Posted by Guest on June 06, 2019 in Blog
“A doctor cannot diagnose a patient without knowing the full set of symptoms,” testified Susan Bro, whose daughter, Heather Heyer, was killed at the Unite the Right rally in Charlottesville. Bro delivered her testimony before the House Subcommittee on Civil Rights and Civil Liberties during the first in a three-part series of hearings entitled “Confronting White Supremacy.” Rep. Carolyn B. Maloney (D-NY) invoked Bro’s discerning words in questioning the Deputy Assistant Director of the FBI’s Criminal Investigative Division, Calvin Shivers, during the second part of the series held this Tuesday, June 4.
Maloney pushed Shivers to explain how the Federal Bureau of Investigation (FBI), which has a mandate to collect hate crime data under the Hate Crime Statistics Act of 1990 (HCSA), reported fewer than 7,200 hate crime incidents in 2017 while a related Justice Department report, the National Crime Victimization Survey (NCVS), cites nearly 300,000. Even after restricting NCVS data for a more accurate comparison with the HCSA data, the number of incidents is still greater than 115,000, which is 16 times more than the FBI’s figure.
Among these omissions are some of the country’s highest profile hate crime incidents.

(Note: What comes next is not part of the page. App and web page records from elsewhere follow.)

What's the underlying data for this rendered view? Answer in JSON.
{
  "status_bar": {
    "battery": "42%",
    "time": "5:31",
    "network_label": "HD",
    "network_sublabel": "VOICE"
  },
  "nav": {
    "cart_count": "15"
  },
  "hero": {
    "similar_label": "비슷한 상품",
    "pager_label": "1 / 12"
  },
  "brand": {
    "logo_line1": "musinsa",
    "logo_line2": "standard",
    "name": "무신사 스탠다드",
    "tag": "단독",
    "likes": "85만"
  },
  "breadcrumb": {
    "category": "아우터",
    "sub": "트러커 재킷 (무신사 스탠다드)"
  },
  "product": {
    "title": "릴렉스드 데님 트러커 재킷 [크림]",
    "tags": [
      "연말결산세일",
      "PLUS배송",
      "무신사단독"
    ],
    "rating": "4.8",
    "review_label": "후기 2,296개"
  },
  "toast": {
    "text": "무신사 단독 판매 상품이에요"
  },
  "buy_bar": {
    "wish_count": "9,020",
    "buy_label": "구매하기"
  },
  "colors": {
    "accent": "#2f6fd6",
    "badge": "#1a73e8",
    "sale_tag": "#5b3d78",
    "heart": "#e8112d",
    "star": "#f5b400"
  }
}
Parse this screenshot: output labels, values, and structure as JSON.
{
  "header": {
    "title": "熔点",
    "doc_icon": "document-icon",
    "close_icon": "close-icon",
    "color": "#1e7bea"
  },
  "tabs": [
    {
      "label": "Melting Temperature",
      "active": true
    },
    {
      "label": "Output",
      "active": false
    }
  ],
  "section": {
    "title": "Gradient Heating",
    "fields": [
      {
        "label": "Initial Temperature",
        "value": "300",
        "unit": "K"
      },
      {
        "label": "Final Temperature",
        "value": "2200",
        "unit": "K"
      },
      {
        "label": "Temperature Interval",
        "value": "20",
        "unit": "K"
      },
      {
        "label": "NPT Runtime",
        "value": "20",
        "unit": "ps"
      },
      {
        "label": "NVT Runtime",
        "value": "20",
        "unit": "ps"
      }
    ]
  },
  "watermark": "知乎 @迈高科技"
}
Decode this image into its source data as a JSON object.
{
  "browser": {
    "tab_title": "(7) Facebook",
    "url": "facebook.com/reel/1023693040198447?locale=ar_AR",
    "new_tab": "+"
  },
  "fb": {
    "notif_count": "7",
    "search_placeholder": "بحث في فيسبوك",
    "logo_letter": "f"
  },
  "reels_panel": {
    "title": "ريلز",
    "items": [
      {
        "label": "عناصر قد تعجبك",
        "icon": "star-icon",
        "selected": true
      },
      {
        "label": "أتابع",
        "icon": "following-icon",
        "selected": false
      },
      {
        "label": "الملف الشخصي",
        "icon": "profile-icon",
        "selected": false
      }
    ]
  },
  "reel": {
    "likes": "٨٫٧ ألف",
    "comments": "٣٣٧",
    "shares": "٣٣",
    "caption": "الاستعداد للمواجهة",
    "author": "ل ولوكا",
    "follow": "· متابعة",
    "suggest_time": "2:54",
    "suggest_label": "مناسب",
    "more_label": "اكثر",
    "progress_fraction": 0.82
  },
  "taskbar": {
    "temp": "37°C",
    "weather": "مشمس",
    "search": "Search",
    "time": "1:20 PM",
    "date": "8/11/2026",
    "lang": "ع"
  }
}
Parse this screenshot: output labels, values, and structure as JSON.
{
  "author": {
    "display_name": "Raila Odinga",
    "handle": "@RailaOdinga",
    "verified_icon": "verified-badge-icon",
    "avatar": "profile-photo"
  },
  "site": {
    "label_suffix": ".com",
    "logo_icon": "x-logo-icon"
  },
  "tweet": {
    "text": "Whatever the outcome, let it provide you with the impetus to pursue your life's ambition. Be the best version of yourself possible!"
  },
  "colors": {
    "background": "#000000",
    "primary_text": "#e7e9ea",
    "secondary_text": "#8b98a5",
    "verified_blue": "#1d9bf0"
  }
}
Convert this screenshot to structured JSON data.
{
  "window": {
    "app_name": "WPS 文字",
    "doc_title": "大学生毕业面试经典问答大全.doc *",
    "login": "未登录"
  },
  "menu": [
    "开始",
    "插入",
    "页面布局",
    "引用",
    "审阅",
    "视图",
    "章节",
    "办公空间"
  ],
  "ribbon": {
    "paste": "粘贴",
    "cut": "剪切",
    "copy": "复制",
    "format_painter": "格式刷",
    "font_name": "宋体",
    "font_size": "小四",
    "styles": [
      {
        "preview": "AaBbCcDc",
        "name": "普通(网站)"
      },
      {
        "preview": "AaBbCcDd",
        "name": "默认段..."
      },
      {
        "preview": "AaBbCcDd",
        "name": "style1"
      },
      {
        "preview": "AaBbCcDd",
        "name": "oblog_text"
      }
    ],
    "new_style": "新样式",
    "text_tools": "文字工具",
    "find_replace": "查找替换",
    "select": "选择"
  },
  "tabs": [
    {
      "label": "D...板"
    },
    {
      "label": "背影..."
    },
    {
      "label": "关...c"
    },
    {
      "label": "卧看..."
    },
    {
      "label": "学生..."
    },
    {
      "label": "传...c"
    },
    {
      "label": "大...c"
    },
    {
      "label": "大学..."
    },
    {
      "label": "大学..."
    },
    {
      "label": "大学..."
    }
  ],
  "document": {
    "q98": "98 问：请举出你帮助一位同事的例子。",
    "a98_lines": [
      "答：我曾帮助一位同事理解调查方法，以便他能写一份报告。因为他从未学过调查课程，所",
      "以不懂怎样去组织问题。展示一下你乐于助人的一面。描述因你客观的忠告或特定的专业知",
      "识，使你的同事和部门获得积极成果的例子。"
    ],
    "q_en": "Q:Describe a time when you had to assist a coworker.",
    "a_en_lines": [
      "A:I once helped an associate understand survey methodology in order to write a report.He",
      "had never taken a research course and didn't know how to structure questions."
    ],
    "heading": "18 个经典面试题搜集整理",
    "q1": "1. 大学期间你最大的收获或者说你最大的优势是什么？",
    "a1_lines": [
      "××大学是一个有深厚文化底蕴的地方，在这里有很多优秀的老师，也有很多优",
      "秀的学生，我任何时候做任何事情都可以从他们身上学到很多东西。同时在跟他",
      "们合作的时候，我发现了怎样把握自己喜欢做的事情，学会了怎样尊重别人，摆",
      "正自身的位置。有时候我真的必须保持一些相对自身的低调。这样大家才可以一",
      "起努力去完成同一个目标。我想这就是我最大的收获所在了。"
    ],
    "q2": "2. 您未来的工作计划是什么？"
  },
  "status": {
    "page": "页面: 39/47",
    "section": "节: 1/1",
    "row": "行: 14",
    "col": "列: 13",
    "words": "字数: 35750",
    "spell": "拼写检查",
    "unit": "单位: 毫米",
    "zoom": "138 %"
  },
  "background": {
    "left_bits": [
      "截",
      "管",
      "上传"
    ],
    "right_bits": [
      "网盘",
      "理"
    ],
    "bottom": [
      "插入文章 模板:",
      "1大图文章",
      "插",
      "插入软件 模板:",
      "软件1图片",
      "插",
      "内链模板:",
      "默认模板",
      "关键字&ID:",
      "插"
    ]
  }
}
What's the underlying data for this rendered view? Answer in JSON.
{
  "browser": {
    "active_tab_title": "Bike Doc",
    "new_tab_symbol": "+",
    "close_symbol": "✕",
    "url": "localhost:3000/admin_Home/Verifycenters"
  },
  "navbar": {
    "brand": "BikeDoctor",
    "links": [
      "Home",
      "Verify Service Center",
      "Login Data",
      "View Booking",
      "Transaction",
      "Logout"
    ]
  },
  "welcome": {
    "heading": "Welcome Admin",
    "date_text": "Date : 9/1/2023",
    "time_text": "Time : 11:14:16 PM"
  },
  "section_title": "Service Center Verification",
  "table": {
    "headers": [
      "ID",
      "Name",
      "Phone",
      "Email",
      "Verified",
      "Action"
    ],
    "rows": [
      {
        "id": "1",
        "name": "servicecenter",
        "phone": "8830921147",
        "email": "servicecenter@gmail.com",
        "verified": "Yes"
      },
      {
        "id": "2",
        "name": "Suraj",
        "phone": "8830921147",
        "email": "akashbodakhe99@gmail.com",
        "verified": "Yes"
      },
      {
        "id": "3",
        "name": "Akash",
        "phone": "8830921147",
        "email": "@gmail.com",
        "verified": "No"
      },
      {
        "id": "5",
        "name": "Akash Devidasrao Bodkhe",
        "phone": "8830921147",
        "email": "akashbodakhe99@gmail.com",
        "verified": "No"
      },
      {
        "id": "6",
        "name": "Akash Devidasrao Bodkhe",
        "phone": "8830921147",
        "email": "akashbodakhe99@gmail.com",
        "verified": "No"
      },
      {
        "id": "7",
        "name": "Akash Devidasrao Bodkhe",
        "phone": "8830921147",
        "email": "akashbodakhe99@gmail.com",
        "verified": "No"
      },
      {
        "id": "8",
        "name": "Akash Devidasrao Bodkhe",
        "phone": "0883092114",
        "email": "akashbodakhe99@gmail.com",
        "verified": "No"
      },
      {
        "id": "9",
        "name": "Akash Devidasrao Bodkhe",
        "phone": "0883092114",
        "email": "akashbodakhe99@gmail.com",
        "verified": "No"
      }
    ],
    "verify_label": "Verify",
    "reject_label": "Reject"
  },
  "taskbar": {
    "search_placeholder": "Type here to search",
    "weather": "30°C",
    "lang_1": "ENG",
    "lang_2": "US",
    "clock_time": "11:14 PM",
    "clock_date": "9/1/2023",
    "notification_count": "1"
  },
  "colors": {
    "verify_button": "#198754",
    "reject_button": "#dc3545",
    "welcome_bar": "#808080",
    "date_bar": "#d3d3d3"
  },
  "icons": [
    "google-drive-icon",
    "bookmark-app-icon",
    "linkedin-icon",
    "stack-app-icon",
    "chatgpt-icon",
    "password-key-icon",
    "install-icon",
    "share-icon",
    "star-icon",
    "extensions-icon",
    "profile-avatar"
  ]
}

According to FBI hate crime data, for example, the Charlottesville Police Department reported zero hate crime incidents for August 12, 2017, the same day that an avowed white supremacist, James Alex Fields, plowed his Dodge Charger into a group of counter-protesters in Charlottesville, killing Bro’s daughter. Fields was convicted on federal hate crime charges, but according to FBI hate crime data, the incident never happened.
Shivers blamed the discrepancy on the antiquated reporting format known as the Standard Reporting System (SRS), which many law enforcement agencies use to report crimes to the FBI. And Shivers was right: the SRS is limited in its capacity to communicate certain information about a given incident. For instance, because of something known as the hierarchy rule, the format only captures the most serious offense for a given incident. As a result, for an incident involving both assault and vandalism, the SRS would mark the incident as an assault, dropping the vandalism offense from the data. This is one reason why the FBI plans to phase out the SRS by 2021, replacing it with the National Incident-Based Reporting System (NIBRS), which is a far more comprehensive and detailed form of data collection. NIBRS even contains a field where law enforcement can indicate, explicitly, whether an offense was bias-motivated (i.e. a hate crime).
Shivers’s claim, however, is misleading for two reasons:
- First, FBI policy regards a hate crime, for data collection purposes, as a “traditional offense…with an added element of bias.” In other words, SRS can identify incidents with “an element of bias” as hate crime incidents if correctly reported. Additionally, because law enforcement agencies that use SRS to report crimes must complete a supplemental incident report form for hate crime incidents, the hierarchy rule, which may affect the visibility of other crimes, does not affect hate crime reporting in the way Shivers seemed to indicate.
- Second, NIBRS is not the panacea that Shivers suggested it to be. According to the FBI’s Crime Data Explorer website, the Commonwealth of Virginia has been 100 percent NIBRS-compliant since 2012, which either indicates that the FBI’s website is incorrect or bolsters Representative Maloney’s argument that the absence of Heather Heyer’s murder from FBI statistics “points out that something is really being underreported in our country.”
The omission of Heyer’s murder was likely the product of poor training. If a police officer does not know how to identify a hate crime—a symptom—she will not report it; if she does not report it, the FBI will not present it; if the FBI does not present it, Congress will not know about it, and if Congress—the doctor, in this case—does not know “the full set of symptoms,” how could they ever hope to treat the problem?
Developing an appropriate response to white supremacist violence requires knowing where it takes place, how it happens, who commits it, and whom it affects. The Arab American Institute is not alone in this belief. Throughout both hearings, members on both sides of the aisle advocated for better statistics and crime reporting. Several panelists, including Bro, implored Members of Congress to support the Khalid Jabara and Heather Heyer Hate Crime Reporting Act, which would incentivize states to conduct better training, report hate crime incident data more consistently, and engage with the communities most affected.
While some feel compelled to take immediate, drastic action to address white supremacist violence, such as passing a new federal criminal statute or giving additional authorities and resources to law enforcement, such changes are unnecessary and potentially harmful to communities of color that have historically faced the brunt of invasive and discriminatory national security or law enforcement practices. The erosion of important privacy, civil rights, and civil liberties protections in the aftermath of the 9/11 terrorist attacks should serve as a reminder of the consequence of hastily adding more tools to the prosecutor’s proverbial toolbox.
This post was guest-authored by AAI Summer Policy intern Daniel Buchman.